By order of the Superintendent Yosemite National Park and under authority of Title 36, Code of Federal Regulations, Section 2.13(c):
You may not build, maintain, attend to or use a campfire or cooking fire (including charcoal fires) within Yosemite National Park, except in designated areas below 6,000 feet in elevation. Portable stoves using pressurized gas, liquid fuel, or propane are permitted, as are alcohol stoves (with and without a shutoff valve) including alcohol tablet/cube stoves. “Sierra” (twig) stoves are not permitted.
No smoking below 6,000 feet, except within an enclosed vehicle, a campground or picnic area where wood and charcoal fires are allowed or in a designated smoking area. All public buildings, public areas of concession buildings (including restrooms), other areas as posted and within 25 feet of any non-single family residential building remain closed to smoking at all times.
Campfires and cooking fires may still be used in designated campgrounds, picnic areas and residential areas in developed portions of the park in accordance with park regulations.

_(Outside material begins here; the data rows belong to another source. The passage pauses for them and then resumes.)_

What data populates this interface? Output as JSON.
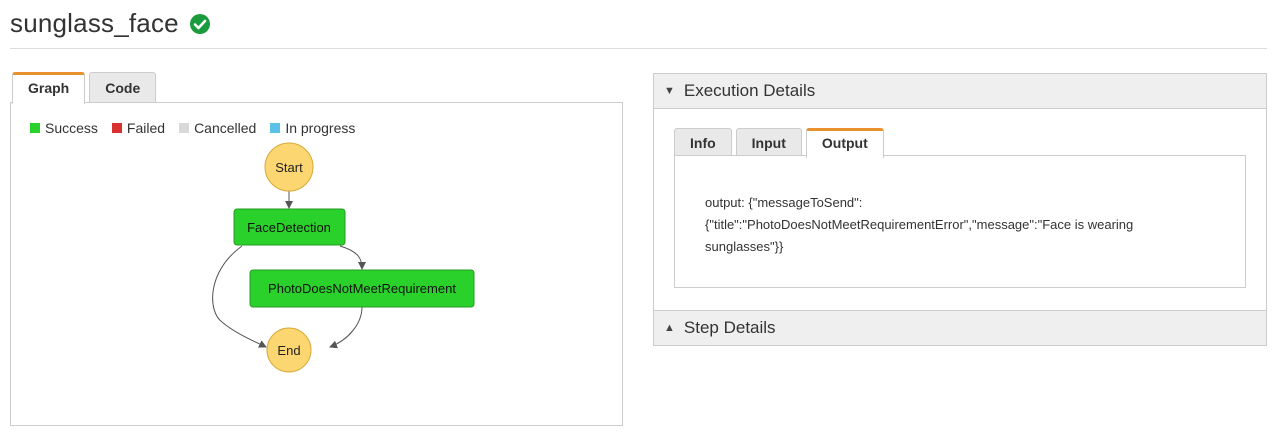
{
  "header": {
    "title": "sunglass_face",
    "status_icon": "check-circle-icon",
    "status_color": "#1a9c3e"
  },
  "graph_tabs": [
    {
      "label": "Graph"
    },
    {
      "label": "Code"
    }
  ],
  "legend": [
    {
      "label": "Success",
      "color": "#2bd12b"
    },
    {
      "label": "Failed",
      "color": "#d93030"
    },
    {
      "label": "Cancelled",
      "color": "#d9d9d9"
    },
    {
      "label": "In progress",
      "color": "#5bc2e7"
    }
  ],
  "graph": {
    "nodes": {
      "start": "Start",
      "face_detection": "FaceDetection",
      "photo_req": "PhotoDoesNotMeetRequirement",
      "end": "End"
    },
    "colors": {
      "terminal": "#fcd670",
      "success": "#2bd12b"
    }
  },
  "execution_details": {
    "title": "Execution Details",
    "tabs": [
      {
        "label": "Info"
      },
      {
        "label": "Input"
      },
      {
        "label": "Output"
      }
    ],
    "output_line1": "output: {\"messageToSend\":",
    "output_line2": "{\"title\":\"PhotoDoesNotMeetRequirementError\",\"message\":\"Face is wearing",
    "output_line3": "sunglasses\"}}"
  },
  "step_details": {
    "title": "Step Details"
  },
  "accent_color": "#e8912e"
}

Designated Campgrounds and Picnic Areas: Upper Pines, Lower Pines, North Pines, Yellow Pines, Camp 4, Wawona, Bridalveil Creek, Hodgdon Meadow, Crane Flat, Tamarack Flat, White Wolf, Yosemite Creek, Porcupine Flat, Tuolumne Meadows, Lembert Dome, Tenaya Lake, Glacier Point, Cascade, El Capitan, Cathedral Beach, Sentinel Beach, Swinging Bridge, Church Bowl, and Lower Yosemite Falls.
There are no administrative exemptions to this order. This designation will remain in place until rescinded.
Fire restrictions reduce the probability of an accidental fire that could threaten visitors and employees during times of high fire danger. Cooperation in complying with these temporary restrictions is greatly appreciated.”
In all National Parks and many other places: